Fog Over Malia Bay, 2011, oil and dispersion on cardboard in artist frame, 47.5 x 36.5 inches.

You make a lovely connection between drawing and dreaming. You say when you dream, you dream what you need. Do you think about painting the same way? Do you also paint what you need?

Out of ten, you can do nine mistakes in a painting. If you feel the necessity in the painting, then you will forgive all nine mistakes. You can do nine great moves in a painting that are all about being elegant and with the right proportions, but if there are no necessities, then it’s still going to be a mediocre painting.

One of the interesting things about the way you come at the making of a painting is to resist everything you’ve already got in your head. It’s as if you perform an act of self-sabotage; you’ve got this idea and then the idea has to be abandoned.

It is not necessarily like that. I don’t ever work without something that moves me, something I’m deeply interested in. But when you mix that interest with art it can get complicated. There will be a moment in every painting where it’s like you’re a child standing on a ferry, and you want to spit against the wind. You will get spit in your face and this often happens when you’re dealing with painting. You get to a point where what you imagine is just not enough. So there is this productive place where you take an idea and free-fall with it.

What you like about the process of making woodcuts is that it creates obstacles. I wonder if there are particular obstacles that come from painting?

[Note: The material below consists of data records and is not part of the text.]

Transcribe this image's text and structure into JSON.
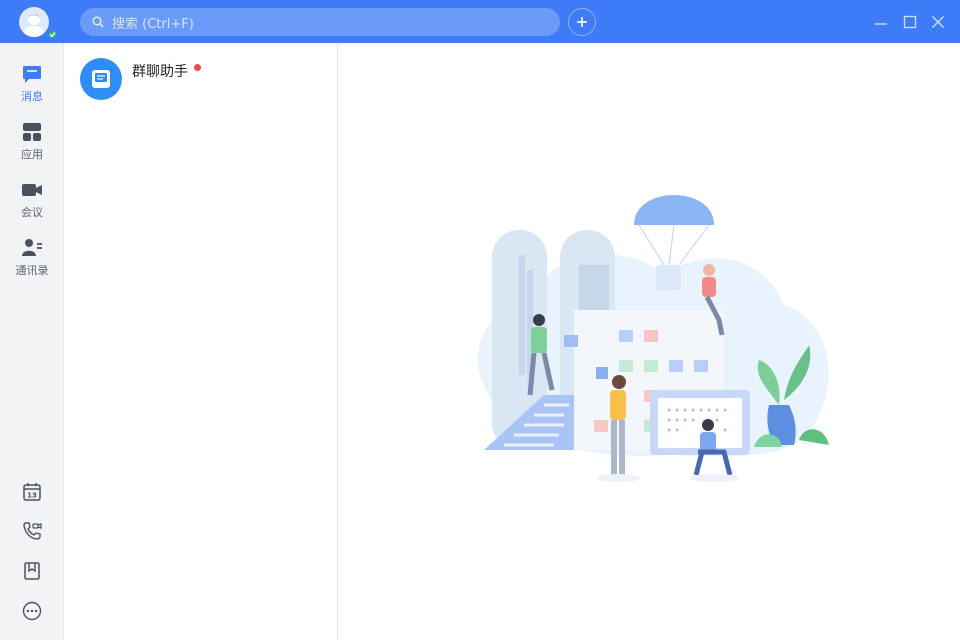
{
  "titlebar": {
    "search": {
      "placeholder": "搜索 (Ctrl+F)",
      "icon": "search-icon"
    },
    "add_button": {
      "icon": "plus-icon"
    },
    "window_controls": [
      "minimize-icon",
      "maximize-icon",
      "close-icon"
    ],
    "user_status": "online"
  },
  "sidebar": {
    "items": [
      {
        "label": "消息",
        "icon": "message-icon",
        "active": true
      },
      {
        "label": "应用",
        "icon": "apps-icon",
        "active": false
      },
      {
        "label": "会议",
        "icon": "video-camera-icon",
        "active": false
      },
      {
        "label": "通讯录",
        "icon": "contacts-icon",
        "active": false
      }
    ],
    "bottom_icons": [
      {
        "icon": "calendar-icon",
        "text": "13"
      },
      {
        "icon": "phone-video-icon"
      },
      {
        "icon": "bookmark-icon"
      },
      {
        "icon": "more-icon"
      }
    ]
  },
  "conversations": [
    {
      "name": "群聊助手",
      "icon": "group-assistant-icon",
      "unread": true
    }
  ],
  "colors": {
    "accent": "#3d7cf6",
    "sidebar_bg": "#f2f3f5",
    "unread": "#f04b4b",
    "online": "#2cbf5a"
  }
}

Artists always talk about problems. The moment you say you have a technical problem with some material, what you’re saying is that it doesn’t do what you want it to do. So you have to find out what it does do and see if possibilities emerge from that. I got used to things not doing what I wanted because I grew up not being very technical. As a kid I would get model airplanes and tanks for Christmas and I never managed to finish one. I always fucked them up. I could never repair my bicycle; I couldn’t do most things. I think that pushed me to art because suddenly I found a place where my tragic inability had a voice and could even be a language.

When you give interviews a very particular kind of language occurs; references to ghosts and shadow figures and gravestones come up. Is there a reason for that?

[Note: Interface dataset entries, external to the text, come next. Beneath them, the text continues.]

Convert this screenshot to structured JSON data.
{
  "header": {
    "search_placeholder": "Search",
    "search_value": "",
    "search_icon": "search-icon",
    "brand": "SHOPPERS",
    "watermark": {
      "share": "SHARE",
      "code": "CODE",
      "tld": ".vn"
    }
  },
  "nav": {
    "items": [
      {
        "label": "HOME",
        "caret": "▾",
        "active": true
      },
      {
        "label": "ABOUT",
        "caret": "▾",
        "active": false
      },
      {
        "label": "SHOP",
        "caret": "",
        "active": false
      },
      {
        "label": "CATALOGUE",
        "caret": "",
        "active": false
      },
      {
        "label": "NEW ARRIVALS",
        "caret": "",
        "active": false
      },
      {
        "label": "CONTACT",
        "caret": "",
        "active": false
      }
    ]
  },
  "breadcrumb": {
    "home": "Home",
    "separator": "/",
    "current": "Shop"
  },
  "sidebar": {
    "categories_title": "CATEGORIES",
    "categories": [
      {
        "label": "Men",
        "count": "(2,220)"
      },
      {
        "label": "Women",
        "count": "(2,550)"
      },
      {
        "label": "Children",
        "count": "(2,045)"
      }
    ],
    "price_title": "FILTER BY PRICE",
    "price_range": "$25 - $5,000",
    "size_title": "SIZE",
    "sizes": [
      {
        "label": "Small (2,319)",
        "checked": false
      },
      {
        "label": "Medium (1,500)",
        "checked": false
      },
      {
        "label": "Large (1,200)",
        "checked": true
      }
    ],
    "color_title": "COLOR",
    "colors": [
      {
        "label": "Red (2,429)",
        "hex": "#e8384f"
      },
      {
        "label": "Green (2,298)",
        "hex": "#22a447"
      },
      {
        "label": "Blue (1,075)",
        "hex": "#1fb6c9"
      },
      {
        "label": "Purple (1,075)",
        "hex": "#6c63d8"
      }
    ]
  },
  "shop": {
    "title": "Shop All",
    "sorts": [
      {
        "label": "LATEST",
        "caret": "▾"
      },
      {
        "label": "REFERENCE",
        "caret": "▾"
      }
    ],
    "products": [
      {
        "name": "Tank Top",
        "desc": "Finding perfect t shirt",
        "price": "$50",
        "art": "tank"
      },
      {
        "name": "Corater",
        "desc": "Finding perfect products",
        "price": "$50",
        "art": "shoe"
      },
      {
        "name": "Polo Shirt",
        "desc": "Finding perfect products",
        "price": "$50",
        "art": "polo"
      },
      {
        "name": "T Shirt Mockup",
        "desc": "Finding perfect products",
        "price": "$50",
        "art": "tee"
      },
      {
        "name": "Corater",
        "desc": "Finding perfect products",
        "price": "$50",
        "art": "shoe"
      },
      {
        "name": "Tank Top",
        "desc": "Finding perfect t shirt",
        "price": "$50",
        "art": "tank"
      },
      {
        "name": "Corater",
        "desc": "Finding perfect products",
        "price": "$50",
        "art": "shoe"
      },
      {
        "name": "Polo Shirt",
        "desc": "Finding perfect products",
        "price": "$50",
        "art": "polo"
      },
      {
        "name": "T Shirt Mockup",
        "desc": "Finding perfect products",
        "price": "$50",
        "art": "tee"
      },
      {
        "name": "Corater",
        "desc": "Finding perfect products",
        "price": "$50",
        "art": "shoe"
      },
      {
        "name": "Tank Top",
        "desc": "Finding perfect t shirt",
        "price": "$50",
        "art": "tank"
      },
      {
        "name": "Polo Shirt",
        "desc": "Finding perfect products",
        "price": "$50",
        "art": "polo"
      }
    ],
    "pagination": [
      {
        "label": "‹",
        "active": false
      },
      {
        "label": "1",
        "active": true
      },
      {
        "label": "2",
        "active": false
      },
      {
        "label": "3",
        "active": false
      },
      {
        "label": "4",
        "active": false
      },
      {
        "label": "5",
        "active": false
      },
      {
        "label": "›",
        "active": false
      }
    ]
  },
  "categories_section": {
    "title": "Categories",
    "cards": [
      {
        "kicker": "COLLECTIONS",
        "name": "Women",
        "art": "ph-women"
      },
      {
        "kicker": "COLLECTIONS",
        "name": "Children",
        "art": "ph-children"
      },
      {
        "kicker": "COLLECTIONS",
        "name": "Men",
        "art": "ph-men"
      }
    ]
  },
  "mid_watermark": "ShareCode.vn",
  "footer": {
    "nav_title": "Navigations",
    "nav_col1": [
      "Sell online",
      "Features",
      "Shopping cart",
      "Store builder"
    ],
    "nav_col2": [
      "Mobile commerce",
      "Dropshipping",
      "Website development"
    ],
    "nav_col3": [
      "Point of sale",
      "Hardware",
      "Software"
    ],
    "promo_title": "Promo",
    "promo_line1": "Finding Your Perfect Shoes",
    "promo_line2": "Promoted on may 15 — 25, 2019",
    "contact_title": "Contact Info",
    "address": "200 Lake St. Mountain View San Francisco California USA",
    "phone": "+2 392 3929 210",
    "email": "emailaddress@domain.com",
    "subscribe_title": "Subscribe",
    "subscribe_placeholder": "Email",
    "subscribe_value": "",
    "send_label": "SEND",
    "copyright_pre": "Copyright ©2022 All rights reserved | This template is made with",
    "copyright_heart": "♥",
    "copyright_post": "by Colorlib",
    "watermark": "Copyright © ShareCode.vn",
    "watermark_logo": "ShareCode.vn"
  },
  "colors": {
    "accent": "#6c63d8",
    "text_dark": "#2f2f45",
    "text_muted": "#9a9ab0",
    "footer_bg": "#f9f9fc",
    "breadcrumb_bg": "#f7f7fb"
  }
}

The Drawing Class, 2014, oil on canvas, 52 x 34.62 inches.

I heard a sentence the other day that I thought was very beautiful. “The best way to enter a house is through the basement.” I think you always have to put a basement in the work. Not literally but something moving in a completely other direction. Something like a shadow. Or something that is pulling in an unpredictable way. When you have a problem with a painting the problem is your expectation. You have an idea which you dress up and that causes trouble.

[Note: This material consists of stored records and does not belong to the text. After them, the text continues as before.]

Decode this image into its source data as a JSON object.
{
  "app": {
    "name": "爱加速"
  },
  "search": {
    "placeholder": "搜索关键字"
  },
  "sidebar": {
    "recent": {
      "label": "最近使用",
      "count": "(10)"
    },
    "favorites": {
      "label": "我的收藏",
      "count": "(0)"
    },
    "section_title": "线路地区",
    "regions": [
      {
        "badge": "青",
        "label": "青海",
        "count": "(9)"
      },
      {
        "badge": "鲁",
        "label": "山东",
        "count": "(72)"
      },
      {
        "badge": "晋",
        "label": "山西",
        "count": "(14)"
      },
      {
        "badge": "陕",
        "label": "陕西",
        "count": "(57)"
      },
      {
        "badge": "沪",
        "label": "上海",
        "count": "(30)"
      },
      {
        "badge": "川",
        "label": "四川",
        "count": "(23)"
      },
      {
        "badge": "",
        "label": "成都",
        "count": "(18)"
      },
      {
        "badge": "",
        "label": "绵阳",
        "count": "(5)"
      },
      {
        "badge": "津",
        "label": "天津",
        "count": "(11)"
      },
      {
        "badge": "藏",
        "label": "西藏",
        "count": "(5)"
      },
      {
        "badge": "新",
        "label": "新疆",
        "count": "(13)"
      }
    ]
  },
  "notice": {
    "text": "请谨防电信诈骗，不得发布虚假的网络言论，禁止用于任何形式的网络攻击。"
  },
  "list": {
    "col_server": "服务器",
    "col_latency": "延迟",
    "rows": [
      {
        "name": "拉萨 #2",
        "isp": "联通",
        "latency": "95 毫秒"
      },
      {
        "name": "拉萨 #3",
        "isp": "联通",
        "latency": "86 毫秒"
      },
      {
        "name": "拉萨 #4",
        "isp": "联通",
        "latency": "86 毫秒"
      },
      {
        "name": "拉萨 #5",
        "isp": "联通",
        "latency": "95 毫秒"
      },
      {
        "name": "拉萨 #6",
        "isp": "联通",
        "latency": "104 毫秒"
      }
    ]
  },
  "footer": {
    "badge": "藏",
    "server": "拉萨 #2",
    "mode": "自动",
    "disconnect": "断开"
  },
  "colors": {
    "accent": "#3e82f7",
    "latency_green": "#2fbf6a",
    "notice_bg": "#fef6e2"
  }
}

What do you mean when you say “the painting has two tongues.”

One tongue is what you can reach out for: a man walking on the street, wearing a very specific cap. But there’s another tongue, something else that moves inside the painting. You should always see the first tongue first. But the basement is the other tongue. So when we say people speak in two tongues, we usually mean something negative. But in a painting, it’s amazing.

You have remarked that painting arises out of “a process of slow destruction.” What did you mean by that?

Blondie, 2014, oil on canvas, 38.62 x 26.75 inches.

I said that a long time ago but today this would mean the destruction of imagination and the demise of whatever is possible. I’m not that interested in what I can imagine. I’m more interested in what I couldn’t imagine. I think you will always find possibilities in the periphery. But the big challenge is in what I would call the normal. Something that has a normal surface and then slips away, melting like ice cream in your hand. I’m interested in the magic of something quite ordinary.

You’ve also said that collage is the basis for everything. Is that a methodological premise or a philosophical one?

It’s more that I didn’t enter from painting, I entered from collage and then slowly slipped into painting. My generation entered from cutting up stuff. ❚